In early 2017 Fairbairn was diagnosed with dementia. By that stage the parties were living in separate bedrooms. In April of 2017 Radecki travelled overseas for a holiday without Fairbairn. Fairbairn had often complained that she thought Radecki was taking advantage of her but whilst he was away she made comments to her children that she missed him.

In mid-2017 Fairbairn, being aware of her own mental decline, made an enduring power of attorney in favour of her children. Upon his return, Radecki was very upset by this and set about undoing it. He took Fairbairn to a local courthouse to revoke the power of attorney and enact a new one, favouring himself and her brother. He also arranged for a solicitor to attend upon Fairbairn and enact a new will, most notably granting him a life estate in the home.

It was these developments that ultimately led to the appointment of the NSW Trustee and Guardian (“the Trustee”) in the administration of the affairs of Fairbairn. In March 2018 the Trustee decided to move Fairbairn into an aged care facility. The Trustee proposed to pay the costs associated by selling the home. Radecki opposed this as he wanted to remain living in the house, despite having two properties to his name. He first proposed the fees be funded through Fairbairn’s superannuation and upon exhaustion of those funds, that he would meet the payments himself. He later proposed the fees be paid upfront by him to then be reimbursed from Fairbairn’s estate upon her death. Fairbairn moved into the aged care facility whilst this disagreement was occurring and her fees went unpaid and accruing interest for 15 months before Radecki agreed to commence payment.

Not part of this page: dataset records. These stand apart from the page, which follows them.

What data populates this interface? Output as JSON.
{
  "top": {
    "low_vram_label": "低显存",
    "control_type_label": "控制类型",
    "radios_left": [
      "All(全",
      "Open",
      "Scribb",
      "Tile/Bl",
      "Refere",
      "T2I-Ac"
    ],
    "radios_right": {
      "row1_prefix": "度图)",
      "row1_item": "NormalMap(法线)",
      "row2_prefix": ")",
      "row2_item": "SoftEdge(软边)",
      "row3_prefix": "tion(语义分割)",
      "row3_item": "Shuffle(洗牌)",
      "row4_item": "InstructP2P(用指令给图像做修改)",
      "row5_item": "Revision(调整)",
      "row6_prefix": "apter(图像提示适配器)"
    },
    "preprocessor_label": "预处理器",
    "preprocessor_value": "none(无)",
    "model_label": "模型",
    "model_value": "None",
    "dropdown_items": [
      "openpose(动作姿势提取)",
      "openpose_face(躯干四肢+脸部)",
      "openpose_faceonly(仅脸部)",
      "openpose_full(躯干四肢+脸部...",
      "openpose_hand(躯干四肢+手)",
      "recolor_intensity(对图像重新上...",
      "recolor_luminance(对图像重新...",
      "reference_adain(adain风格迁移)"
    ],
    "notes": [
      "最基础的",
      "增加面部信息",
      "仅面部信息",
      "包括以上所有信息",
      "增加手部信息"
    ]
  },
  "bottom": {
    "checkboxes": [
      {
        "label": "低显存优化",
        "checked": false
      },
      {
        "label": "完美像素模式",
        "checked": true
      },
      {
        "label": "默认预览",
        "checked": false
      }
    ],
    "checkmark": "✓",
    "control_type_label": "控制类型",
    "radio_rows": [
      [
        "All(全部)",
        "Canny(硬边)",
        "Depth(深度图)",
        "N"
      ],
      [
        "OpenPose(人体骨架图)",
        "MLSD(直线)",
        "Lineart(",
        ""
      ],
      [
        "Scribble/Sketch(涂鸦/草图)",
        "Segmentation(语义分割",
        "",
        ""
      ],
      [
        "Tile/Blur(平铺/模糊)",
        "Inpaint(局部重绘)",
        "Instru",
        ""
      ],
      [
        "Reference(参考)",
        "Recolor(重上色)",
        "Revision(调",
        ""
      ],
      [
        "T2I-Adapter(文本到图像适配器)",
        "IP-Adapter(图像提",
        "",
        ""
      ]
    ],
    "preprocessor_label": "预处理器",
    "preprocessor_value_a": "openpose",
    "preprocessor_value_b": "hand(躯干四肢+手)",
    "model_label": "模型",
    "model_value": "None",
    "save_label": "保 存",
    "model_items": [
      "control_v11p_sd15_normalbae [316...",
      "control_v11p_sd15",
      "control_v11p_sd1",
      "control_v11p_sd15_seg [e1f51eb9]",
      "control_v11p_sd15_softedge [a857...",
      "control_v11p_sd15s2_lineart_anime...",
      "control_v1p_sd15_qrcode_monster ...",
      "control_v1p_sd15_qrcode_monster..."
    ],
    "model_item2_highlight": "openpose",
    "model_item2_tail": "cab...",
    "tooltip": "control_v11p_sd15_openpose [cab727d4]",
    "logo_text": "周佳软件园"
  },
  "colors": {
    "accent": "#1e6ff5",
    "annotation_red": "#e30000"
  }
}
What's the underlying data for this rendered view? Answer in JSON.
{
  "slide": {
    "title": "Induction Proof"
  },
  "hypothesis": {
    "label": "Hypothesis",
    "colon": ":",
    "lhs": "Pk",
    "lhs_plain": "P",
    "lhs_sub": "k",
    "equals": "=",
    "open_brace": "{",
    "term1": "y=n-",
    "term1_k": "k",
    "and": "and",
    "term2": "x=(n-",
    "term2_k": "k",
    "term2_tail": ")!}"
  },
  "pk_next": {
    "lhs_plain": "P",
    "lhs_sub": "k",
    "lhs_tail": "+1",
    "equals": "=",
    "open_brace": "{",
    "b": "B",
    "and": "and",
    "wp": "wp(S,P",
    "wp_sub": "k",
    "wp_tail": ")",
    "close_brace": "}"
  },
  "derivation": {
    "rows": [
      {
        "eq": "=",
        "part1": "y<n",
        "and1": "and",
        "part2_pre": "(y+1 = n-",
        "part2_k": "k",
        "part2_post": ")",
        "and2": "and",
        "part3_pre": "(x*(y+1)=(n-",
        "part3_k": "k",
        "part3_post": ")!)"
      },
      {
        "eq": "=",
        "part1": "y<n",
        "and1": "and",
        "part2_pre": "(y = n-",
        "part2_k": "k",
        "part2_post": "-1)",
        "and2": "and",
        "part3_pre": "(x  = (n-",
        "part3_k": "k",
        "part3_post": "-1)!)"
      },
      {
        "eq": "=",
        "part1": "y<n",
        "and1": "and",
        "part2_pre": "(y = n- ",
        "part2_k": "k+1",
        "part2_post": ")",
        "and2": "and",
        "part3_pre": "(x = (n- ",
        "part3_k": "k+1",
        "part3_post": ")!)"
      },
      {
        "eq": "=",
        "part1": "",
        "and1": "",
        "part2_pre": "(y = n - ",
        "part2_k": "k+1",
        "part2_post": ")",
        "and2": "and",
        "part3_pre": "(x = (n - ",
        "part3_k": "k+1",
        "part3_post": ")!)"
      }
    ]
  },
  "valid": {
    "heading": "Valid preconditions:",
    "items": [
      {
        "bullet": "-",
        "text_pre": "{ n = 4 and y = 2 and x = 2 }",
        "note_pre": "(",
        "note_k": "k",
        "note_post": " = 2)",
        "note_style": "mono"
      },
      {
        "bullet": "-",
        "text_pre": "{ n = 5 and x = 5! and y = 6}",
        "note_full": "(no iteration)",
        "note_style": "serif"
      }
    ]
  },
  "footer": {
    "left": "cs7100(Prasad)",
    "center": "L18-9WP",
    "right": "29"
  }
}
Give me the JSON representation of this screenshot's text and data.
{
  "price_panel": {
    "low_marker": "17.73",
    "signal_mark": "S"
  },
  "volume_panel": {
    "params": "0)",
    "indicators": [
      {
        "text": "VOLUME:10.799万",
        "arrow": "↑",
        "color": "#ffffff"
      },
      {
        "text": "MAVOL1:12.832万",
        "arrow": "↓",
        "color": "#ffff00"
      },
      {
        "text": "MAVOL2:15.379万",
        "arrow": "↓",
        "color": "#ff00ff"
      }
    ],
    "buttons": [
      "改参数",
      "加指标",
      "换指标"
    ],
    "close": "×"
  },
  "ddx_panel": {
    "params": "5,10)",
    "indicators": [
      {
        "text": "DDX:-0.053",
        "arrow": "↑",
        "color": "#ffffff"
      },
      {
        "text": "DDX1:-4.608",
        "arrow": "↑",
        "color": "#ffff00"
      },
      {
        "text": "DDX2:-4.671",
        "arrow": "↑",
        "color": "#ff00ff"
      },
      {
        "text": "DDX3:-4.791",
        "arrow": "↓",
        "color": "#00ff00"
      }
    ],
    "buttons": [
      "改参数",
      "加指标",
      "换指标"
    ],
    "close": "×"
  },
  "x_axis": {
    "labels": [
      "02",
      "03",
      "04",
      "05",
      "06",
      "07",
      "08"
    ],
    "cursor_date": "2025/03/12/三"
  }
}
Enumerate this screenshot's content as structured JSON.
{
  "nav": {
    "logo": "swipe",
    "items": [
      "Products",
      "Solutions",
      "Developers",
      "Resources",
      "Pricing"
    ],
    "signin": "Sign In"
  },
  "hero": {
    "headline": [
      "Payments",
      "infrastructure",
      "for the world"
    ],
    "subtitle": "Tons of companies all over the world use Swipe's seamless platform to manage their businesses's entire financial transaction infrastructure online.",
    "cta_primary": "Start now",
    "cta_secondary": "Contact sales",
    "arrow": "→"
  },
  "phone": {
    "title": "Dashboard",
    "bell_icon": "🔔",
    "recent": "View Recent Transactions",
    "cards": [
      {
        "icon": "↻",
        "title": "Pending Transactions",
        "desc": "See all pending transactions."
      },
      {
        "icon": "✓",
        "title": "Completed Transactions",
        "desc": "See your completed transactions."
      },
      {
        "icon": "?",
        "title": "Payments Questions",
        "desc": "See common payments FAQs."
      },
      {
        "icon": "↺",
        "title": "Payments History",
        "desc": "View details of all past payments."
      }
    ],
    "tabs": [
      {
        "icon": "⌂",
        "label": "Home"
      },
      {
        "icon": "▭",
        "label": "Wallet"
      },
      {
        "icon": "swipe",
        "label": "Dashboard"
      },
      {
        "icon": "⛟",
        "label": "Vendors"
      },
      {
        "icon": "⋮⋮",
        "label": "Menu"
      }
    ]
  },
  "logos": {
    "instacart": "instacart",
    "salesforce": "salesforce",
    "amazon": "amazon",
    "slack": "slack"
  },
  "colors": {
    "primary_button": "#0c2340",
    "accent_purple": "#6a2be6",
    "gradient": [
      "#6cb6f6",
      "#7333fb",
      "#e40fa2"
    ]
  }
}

Under these circumstances the Trustee applied for a property settlement order for the sale of the house to fund the fees and cease the accrual of interest which was ultimately diminishing Fairbairn’s estate and therefore against her best interests. In applying, the Trustee had to prove the de facto relationship had broken down to give the Court the jurisdiction it needed to make such an order. Radecki’s argument was that the de facto relationship had not ended.

In deciding the appeal, the High Court made several findings as to the circumstances of the relationship which amounted to its breakdown. Firstly, the fact that by 2017 the parties had moved themselves and their personal belongings into separate bedrooms within the home was noted as relevant. Also considered extremely important was the fact that when Radecki facilitated a new power of attorney and the making of a new will, both in his favour, he turned away from honoring a primary feature of the relationship, namely the strict separation of assets. The Court considered the related case of Stanford v Stanford[2] where it was held the actions of one party in not making the ‘necessary or desirable adjustments’ to the operation of the relationship were contrary to the interests of the other party and indicated the relationship had therefore broken down. Hence, by not making the necessary financial arrangements to support Fairbairn in care the Court found that Radecki had acted in his own interest which the Court found to be an act incompatible with the continuance of a de facto relationship.

This case highlights that every de facto relationship is unique. There are a multitude of factors which establish its existence or evidence its breakdown and therefore anyone needing clarification on their position should seek careful and considered legal advice.


[1] [2022] HCA 18

[2] (2012) 247 CLR 108, 123.